9781250072788_63884If I Forget You, Thomas Christopher Greene (Macmillan/Thomas Dunne; OverDrive Sample).

“Twenty years ago, Margo and Henry fell in love, lost each other to a fierce misunderstanding, and went their separate ways — to marriages, children, and a second-best kind of happiness. Now, a chance encounter holds out hope for reconciliation and the joy of true love. Greene tells this story by jumping back and forth in time and between narrators, while readers wonder ‘will they or won’t they?’ Read this one for the story and the superb style. One of the best books I have read this year.” —Linda Bond, Auntie’s Bookstore, Spokane, WA

9781501126925_7a798I’m Thinking of Ending Things, Iain Reid (S&S/Gallery/Scout Press; S&S Audio; OverDrive Sample).

“With his debut novel, Reid sets an extremely high bar for all future psychological thrillers. The entire story takes place in little over 24 hours as Jake and his girlfriend travel to meet and have dinner with his parents. In the narration by the unnamed girlfriend, something unsettling surfaces early and builds with the passage of every page. Readers will become riveted, reading faster and faster as the ‘unsettling’ becomes frightening, and then terrifying. Recommended for all who enjoy a good mind-twisting scare!” —Nancy Simpson-Brice, The Book Vault, Oskaloosa, IA

Another summer reading pick, selected by the Amazon Editors.

9781612195469_14337The Insides, Jeremy P. Bushnell (PRH/Melville House; OverDrive Sample).

“With wildly inventive ideas, compelling suspense, and surprising emotional depth, The Insides captured my attention and imagination right from the start. Bushnell is a playful and adventurous writer, coloring outside the lines of genre, breaking the real world open and building his own between the cracks. In a feat of literary street magic, he blends the ordinary and the surreal together into a harmony that feels perfectly right and true even as it disorients the senses The result is a quirky paradox of a novel: fierce yet tender, lighthearted yet severe, weird yet natural.” —Jason Foose, Changing Hands Bookstore, Tempe, AZ

Tie-ins

9781481475129_8bede9780765388438_73bcaThe reboot of Ghostbusters dominates the tie-ins with five titles forthcoming.

There are two novelizations.
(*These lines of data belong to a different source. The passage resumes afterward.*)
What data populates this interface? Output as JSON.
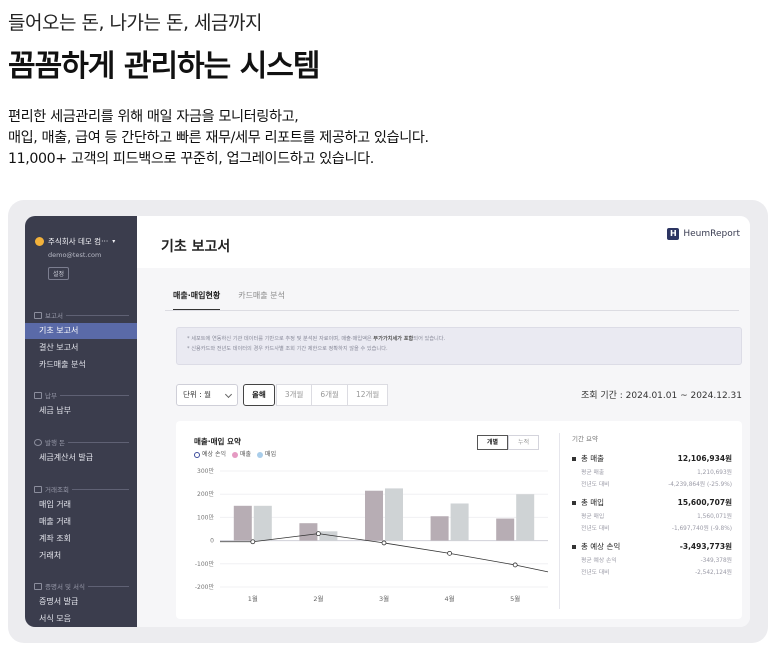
{
  "hero": {
    "subtitle": "들어오는 돈, 나가는 돈, 세금까지",
    "title": "꼼꼼하게 관리하는 시스템",
    "desc": [
      "편리한 세금관리를 위해 매일 자금을 모니터링하고,",
      "매입, 매출, 급여 등 간단하고 빠른 재무/세무 리포트를 제공하고 있습니다.",
      "11,000+ 고객의 피드백으로 꾸준히, 업그레이드하고 있습니다."
    ]
  },
  "sidebar": {
    "company": "주식회사 데모 컴···",
    "email": "demo@test.com",
    "settings": "설정",
    "sections": [
      {
        "label": "보고서",
        "items": [
          "기초 보고서",
          "결산 보고서",
          "카드매출 분석"
        ]
      },
      {
        "label": "납부",
        "items": [
          "세금 납부"
        ]
      },
      {
        "label": "발행 돈",
        "items": [
          "세금계산서 발급"
        ]
      },
      {
        "label": "거래조회",
        "items": [
          "매입 거래",
          "매출 거래",
          "계좌 조회",
          "거래처"
        ]
      },
      {
        "label": "증명서 및 서식",
        "items": [
          "증명서 발급",
          "서식 모음"
        ]
      }
    ],
    "active_item": "기초 보고서"
  },
  "main": {
    "title": "기초 보고서",
    "brand": "HeumReport",
    "tabs": [
      "매출·매입현황",
      "카드매출 분석"
    ],
    "notice": {
      "line1_pre": "* 세포트에 연동하신 기관 데이터를 기반으로 추정 및 분석된 자료이며, 매출·매입액은 ",
      "line1_bold": "부가가치세가 포함",
      "line1_post": "되어 있습니다.",
      "line2": "* 신용카드와 전년도 데이터의 경우 카드사별 조회 기간 제한으로 정확하지 않을 수 있습니다."
    },
    "unit_select": "단위 : 월",
    "periods": [
      "올해",
      "3개월",
      "6개월",
      "12개월"
    ],
    "period_range": "조회 기간 : 2024.01.01 ~ 2024.12.31",
    "chart": {
      "title": "매출·매입 요약",
      "toggle": [
        "개별",
        "누적"
      ]
    },
    "summary": {
      "heading": "기간 요약",
      "blocks": [
        {
          "label": "총 매출",
          "value": "12,106,934원",
          "sub": [
            [
              "평균 매출",
              "1,210,693원"
            ],
            [
              "전년도 대비",
              "-4,239,864원 (-25.9%)"
            ]
          ]
        },
        {
          "label": "총 매입",
          "value": "15,600,707원",
          "sub": [
            [
              "평균 매입",
              "1,560,071원"
            ],
            [
              "전년도 대비",
              "-1,697,740원 (-9.8%)"
            ]
          ]
        },
        {
          "label": "총 예상 손익",
          "value": "-3,493,773원",
          "sub": [
            [
              "평균 예상 손익",
              "-349,378원"
            ],
            [
              "전년도 대비",
              "-2,542,124원"
            ]
          ]
        }
      ]
    }
  },
  "colors": {
    "sales": "#b7adb4",
    "purchase": "#cfd3d5",
    "profit": "#333333",
    "sidebar_bg": "#3b3d4d",
    "active": "#5a6aa8"
  },
  "chart_data": {
    "type": "bar",
    "categories": [
      "1월",
      "2월",
      "3월",
      "4월",
      "5월"
    ],
    "ylim": [
      -200,
      300
    ],
    "yticks": [
      "300만",
      "200만",
      "100만",
      "0",
      "-100만",
      "-200만"
    ],
    "yticks_values": [
      300,
      200,
      100,
      0,
      -100,
      -200
    ],
    "series": [
      {
        "name": "매출",
        "values": [
          150,
          75,
          215,
          105,
          95
        ]
      },
      {
        "name": "매입",
        "values": [
          150,
          40,
          225,
          160,
          200
        ]
      },
      {
        "name": "예상 손익",
        "type": "line",
        "values": [
          -5,
          30,
          -10,
          -55,
          -105
        ]
      }
    ],
    "legend": [
      "예상 손익",
      "매출",
      "매입"
    ],
    "legend_position": "top-left"
  }
}
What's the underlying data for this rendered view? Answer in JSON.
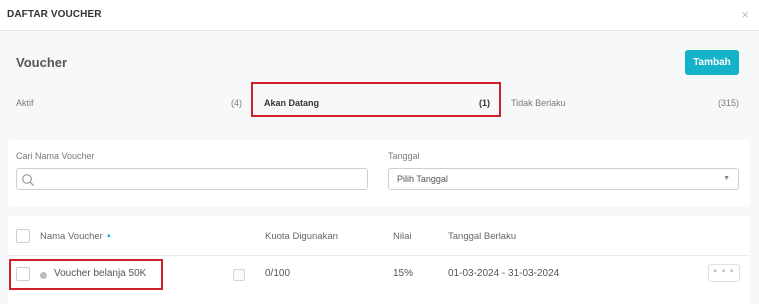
{
  "modal": {
    "title": "DAFTAR VOUCHER",
    "close_icon": "×"
  },
  "section": {
    "title": "Voucher",
    "add_label": "Tambah",
    "accent_color": "#14b3c9"
  },
  "tabs": [
    {
      "label": "Aktif",
      "count": "(4)",
      "active": false
    },
    {
      "label": "Akan Datang",
      "count": "(1)",
      "active": true
    },
    {
      "label": "Tidak Berlaku",
      "count": "(315)",
      "active": false
    }
  ],
  "filters": {
    "search_label": "Cari Nama Voucher",
    "search_value": "",
    "date_label": "Tanggal",
    "date_selected": "Pilih Tanggal",
    "caret_icon": "▼"
  },
  "table": {
    "headers": {
      "name": "Nama Voucher",
      "sort_icon": "▲",
      "quota": "Kuota Digunakan",
      "value": "Nilai",
      "validity": "Tanggal Berlaku"
    },
    "rows": [
      {
        "name": "Voucher belanja 50K",
        "quota": "0/100",
        "value": "15%",
        "validity": "01-03-2024 - 31-03-2024",
        "more": "• • •"
      }
    ]
  },
  "highlight_color": "#d0202a"
}
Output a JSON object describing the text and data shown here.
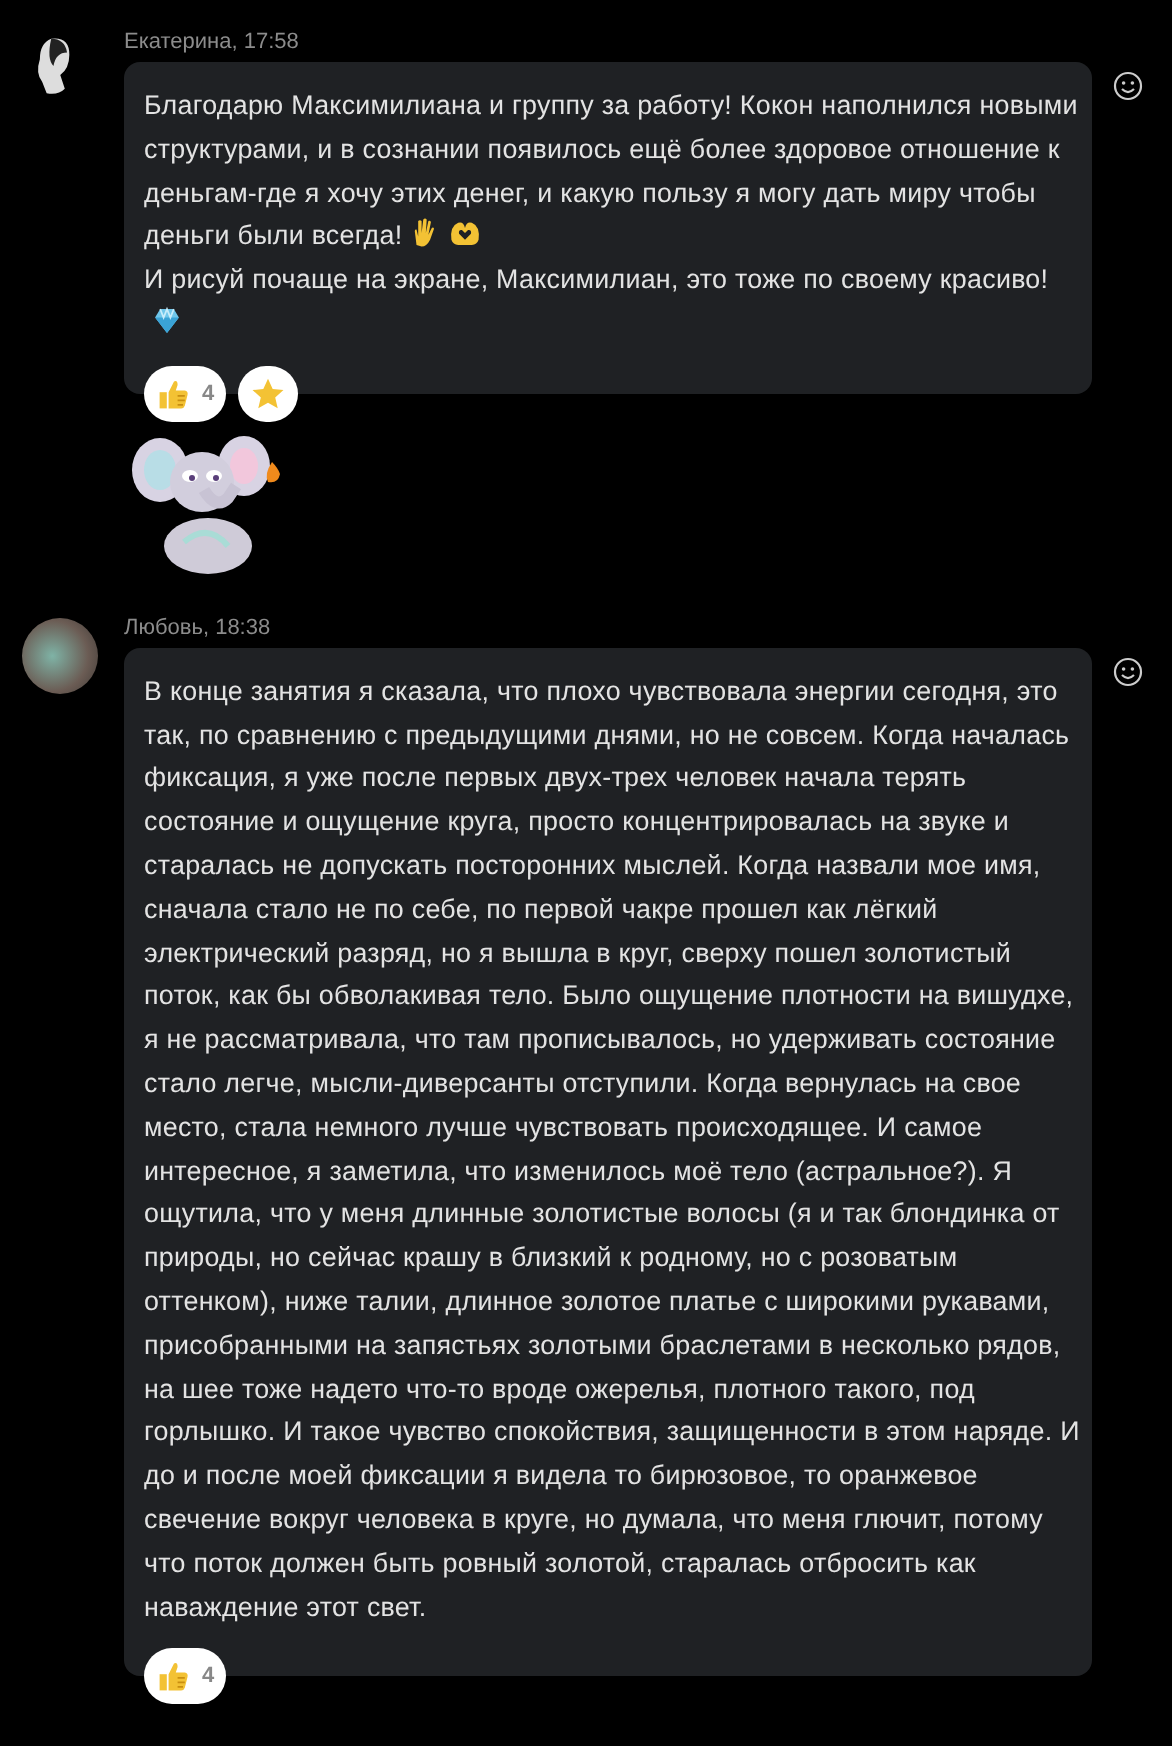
{
  "messages": [
    {
      "author": "Екатерина, 17:58",
      "avatar": {
        "kind": "drawing"
      },
      "parts": [
        {
          "kind": "text",
          "text": "Благодарю Максимилиана и группу за  работу! Кокон наполнился новыми структурами, и в сознании появилось ещё более здоровое отношение к деньгам-где я хочу этих денег, и какую пользу я могу дать миру чтобы деньги были всегда!"
        },
        {
          "kind": "hand"
        },
        {
          "kind": "heartHands"
        },
        {
          "kind": "break"
        },
        {
          "kind": "text",
          "text": "И рисуй почаще на экране, Максимилиан, это тоже по своему красиво!"
        },
        {
          "kind": "gem"
        }
      ],
      "reactions": [
        {
          "kind": "thumbs",
          "count": "4"
        },
        {
          "kind": "star"
        }
      ],
      "attachments": [
        {
          "kind": "elephant"
        }
      ]
    },
    {
      "author": "Любовь, 18:38",
      "avatar": {
        "kind": "photo"
      },
      "parts": [
        {
          "kind": "text",
          "text": "В конце занятия я сказала, что плохо чувствовала энергии сегодня, это так, по сравнению с предыдущими днями, но не совсем. Когда началась фиксация, я уже после первых двух-трех человек начала терять состояние и ощущение круга, просто концентрировалась на звуке и старалась не допускать посторонних мыслей. Когда назвали мое имя, сначала стало не по себе, по первой чакре прошел как лёгкий электрический разряд, но я вышла в круг, сверху пошел золотистый поток, как бы обволакивая тело. Было ощущение плотности на вишудхе, я не рассматривала, что там прописывалось, но удерживать состояние стало легче, мысли-диверсанты отступили. Когда вернулась на свое место, стала немного лучше чувствовать происходящее. И самое интересное, я заметила, что изменилось моё тело (астральное?). Я ощутила, что у меня длинные золотистые волосы (я и так блондинка от природы, но сейчас крашу в близкий к родному, но с розоватым оттенком), ниже талии, длинное золотое платье с широкими рукавами, присобранными на запястьях золотыми браслетами в несколько рядов, на шее тоже надето что-то вроде ожерелья, плотного такого, под горлышко. И такое чувство спокойствия, защищенности в этом наряде. И до и после моей фиксации я видела то бирюзовое, то оранжевое свечение вокруг человека в круге, но думала, что меня глючит, потому что поток должен быть ровный золотой, старалась отбросить как наваждение этот свет."
        }
      ],
      "reactions": [
        {
          "kind": "thumbs",
          "count": "4"
        }
      ]
    }
  ]
}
Out this week is the version written for ages 8-12, Ghostbusters Movie Novelization, Stacia Deutsch (S&S/Simon Spotlight). Following that, on June 28th, is the full novelization, issued by a different publisher, Ghostbusters, Nancy Holder (Macmillan/Tor; OverDrive Sample).

The supernatural comedy opens July 15th and stars Melissa McCarthy, Kristen Wiig, Kate McKinnon, and Leslie Jones. So high are expectations that action figures are forthcoming as well from a range of producers including Lego and Mattel.

Additional tie-ins include the Ghostbuster’s Handbook, Daphne Pendergrass (S&S/Simon Spotlight) and two leveled readers Proud to Be a Ghostbuster (S&S/Simon Spotlight; OverDrive Sample; also in pbk.) and Who You Gonna Call? (S&S/Simon Spotlight; OverDrive Sample; also in pbk.) both by David Lewman.

For our full list of upcoming adaptations, download our Books to Movies and TV and link to our listing of tie-ins.